  32. avatar RoobieMacoolie
    does anyone use garageband software on a mac?
    i was thinkin about gettin a used mac and takin it from there for a bit of recording, could be a cheap option,
    If i was to do this would anyone recommend an external device which would provide the ability to record more than 1/2 tracks at a time?
    pure laziness eh
  33. avatar flaresnflowers
    As far as I've heard the garage band software only allows you to record one track at a time. I could be wrong tho.
  34. avatar comprachio
    Yeah, you are actually wrong. Garageband (now in its third incarnation) DOES allow multiple track recording.

    There are very very few starter progs as good as GB and it is very compatible with logic for when you decide to graduate to the bigger sequencer. GB 3 plus a Macbook is a good affordable option... as for interface, take your pick!!!

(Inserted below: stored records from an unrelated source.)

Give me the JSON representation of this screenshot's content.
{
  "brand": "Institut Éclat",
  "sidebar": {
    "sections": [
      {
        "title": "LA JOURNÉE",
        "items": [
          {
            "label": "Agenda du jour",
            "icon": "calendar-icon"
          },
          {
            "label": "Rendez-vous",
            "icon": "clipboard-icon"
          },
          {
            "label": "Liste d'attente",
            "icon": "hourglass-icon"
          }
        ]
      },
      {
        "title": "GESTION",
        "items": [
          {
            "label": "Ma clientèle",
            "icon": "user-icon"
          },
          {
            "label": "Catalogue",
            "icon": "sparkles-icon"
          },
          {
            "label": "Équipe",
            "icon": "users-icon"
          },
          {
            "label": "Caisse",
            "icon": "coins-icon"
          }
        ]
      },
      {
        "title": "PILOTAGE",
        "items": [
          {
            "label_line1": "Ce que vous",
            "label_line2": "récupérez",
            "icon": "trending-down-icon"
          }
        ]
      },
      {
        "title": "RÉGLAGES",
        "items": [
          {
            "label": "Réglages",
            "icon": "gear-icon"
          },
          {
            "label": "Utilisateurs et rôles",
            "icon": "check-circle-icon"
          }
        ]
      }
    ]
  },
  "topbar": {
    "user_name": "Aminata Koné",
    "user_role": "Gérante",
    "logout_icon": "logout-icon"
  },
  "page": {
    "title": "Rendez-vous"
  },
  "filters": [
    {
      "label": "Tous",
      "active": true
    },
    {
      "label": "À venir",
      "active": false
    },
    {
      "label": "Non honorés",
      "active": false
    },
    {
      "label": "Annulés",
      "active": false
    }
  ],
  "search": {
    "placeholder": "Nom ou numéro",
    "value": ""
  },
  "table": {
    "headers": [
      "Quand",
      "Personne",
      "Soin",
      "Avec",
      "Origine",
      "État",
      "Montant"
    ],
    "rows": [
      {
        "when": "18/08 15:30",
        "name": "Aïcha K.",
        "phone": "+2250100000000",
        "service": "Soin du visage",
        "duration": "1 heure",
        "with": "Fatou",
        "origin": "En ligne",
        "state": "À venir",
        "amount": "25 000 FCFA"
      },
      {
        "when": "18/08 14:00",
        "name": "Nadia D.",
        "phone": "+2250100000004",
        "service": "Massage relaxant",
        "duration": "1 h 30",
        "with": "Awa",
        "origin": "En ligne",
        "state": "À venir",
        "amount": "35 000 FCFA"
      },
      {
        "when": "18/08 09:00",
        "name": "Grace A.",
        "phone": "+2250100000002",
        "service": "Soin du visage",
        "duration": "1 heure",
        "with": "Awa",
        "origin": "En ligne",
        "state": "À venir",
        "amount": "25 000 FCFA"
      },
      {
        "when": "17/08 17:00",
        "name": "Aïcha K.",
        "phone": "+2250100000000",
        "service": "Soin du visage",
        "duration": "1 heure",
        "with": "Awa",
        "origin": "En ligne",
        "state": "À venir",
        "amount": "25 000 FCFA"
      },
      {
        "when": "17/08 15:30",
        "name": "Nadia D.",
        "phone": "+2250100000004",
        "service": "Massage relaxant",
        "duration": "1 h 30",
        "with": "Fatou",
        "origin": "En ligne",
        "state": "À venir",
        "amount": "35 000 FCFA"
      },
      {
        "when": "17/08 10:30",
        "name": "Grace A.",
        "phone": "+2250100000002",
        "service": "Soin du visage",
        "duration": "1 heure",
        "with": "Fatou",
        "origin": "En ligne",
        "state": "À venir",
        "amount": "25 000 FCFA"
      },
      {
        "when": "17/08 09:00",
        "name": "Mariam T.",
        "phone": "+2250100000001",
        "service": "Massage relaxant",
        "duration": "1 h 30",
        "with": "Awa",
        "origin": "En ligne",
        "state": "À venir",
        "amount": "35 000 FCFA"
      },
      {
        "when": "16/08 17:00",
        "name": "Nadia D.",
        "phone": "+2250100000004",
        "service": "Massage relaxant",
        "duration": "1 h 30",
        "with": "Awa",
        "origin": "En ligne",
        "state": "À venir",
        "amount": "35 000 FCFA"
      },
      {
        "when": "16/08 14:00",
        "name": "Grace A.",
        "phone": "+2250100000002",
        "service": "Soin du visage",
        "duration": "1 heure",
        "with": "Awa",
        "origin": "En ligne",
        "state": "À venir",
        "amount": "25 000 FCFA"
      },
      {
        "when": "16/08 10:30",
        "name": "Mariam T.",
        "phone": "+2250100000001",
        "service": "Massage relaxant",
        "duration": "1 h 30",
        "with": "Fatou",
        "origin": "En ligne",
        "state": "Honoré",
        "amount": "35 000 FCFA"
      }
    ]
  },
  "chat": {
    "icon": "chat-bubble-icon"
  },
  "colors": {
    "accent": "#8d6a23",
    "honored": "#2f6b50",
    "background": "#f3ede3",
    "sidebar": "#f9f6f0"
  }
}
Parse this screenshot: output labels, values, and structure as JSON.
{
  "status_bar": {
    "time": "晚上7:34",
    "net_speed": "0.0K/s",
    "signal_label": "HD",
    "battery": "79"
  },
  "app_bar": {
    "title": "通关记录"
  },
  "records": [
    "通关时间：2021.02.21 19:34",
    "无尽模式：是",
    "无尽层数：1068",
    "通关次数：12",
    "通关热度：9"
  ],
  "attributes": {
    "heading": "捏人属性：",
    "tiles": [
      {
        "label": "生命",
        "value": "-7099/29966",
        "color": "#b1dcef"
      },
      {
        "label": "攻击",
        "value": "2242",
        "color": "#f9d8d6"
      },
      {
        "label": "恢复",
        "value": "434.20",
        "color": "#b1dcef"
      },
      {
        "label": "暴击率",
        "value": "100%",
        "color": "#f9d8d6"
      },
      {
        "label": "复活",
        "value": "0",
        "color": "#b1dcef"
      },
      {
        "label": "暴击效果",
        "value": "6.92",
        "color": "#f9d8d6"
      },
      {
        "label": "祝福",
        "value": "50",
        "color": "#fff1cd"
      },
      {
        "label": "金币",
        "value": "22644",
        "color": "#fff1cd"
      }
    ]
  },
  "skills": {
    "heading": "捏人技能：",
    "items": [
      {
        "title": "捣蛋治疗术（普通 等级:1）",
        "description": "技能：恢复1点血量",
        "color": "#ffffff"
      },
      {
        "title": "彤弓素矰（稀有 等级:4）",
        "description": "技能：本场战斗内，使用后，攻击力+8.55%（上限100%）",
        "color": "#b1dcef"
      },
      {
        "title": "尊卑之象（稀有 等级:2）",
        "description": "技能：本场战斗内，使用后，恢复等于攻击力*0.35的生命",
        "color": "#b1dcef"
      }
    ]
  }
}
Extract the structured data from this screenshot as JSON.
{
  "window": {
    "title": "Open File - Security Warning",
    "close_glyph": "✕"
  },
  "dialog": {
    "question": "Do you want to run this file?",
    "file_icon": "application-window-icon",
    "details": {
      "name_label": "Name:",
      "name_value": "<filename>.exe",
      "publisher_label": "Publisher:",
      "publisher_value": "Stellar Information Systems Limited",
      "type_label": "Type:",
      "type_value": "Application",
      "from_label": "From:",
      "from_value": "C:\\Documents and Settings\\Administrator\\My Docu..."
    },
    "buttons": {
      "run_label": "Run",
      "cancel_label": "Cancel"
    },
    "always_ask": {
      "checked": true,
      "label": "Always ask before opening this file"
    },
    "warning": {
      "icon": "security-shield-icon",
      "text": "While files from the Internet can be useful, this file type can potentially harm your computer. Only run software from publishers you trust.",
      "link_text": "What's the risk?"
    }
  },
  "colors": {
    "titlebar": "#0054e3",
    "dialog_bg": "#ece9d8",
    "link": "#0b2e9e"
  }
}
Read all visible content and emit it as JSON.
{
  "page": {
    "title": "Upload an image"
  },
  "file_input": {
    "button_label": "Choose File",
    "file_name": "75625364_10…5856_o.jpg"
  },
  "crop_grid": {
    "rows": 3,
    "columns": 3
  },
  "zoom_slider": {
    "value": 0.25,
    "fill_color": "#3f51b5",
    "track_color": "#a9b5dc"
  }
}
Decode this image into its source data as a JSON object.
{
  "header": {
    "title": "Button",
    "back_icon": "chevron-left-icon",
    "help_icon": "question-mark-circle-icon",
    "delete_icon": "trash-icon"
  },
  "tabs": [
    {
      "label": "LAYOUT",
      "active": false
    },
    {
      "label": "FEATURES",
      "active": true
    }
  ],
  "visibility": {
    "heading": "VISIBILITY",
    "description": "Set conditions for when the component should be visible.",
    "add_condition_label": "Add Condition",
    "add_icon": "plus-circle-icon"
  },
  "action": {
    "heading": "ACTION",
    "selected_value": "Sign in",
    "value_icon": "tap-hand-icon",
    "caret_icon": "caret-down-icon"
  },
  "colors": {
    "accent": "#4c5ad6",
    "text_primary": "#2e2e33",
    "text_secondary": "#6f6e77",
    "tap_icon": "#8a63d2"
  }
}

  35. avatar ryanego
    A site i usually find helpful when i have a recording based question is[url]http://www.homerecording.com/bbs[/url]

    There's a lot of the usual techy "omg you dont even kno what a compressor is! i bet you have behringer stuff! I bet you're in the loudness race!" type attitude, but filter through that and you'll usually get a helpful response somewhere.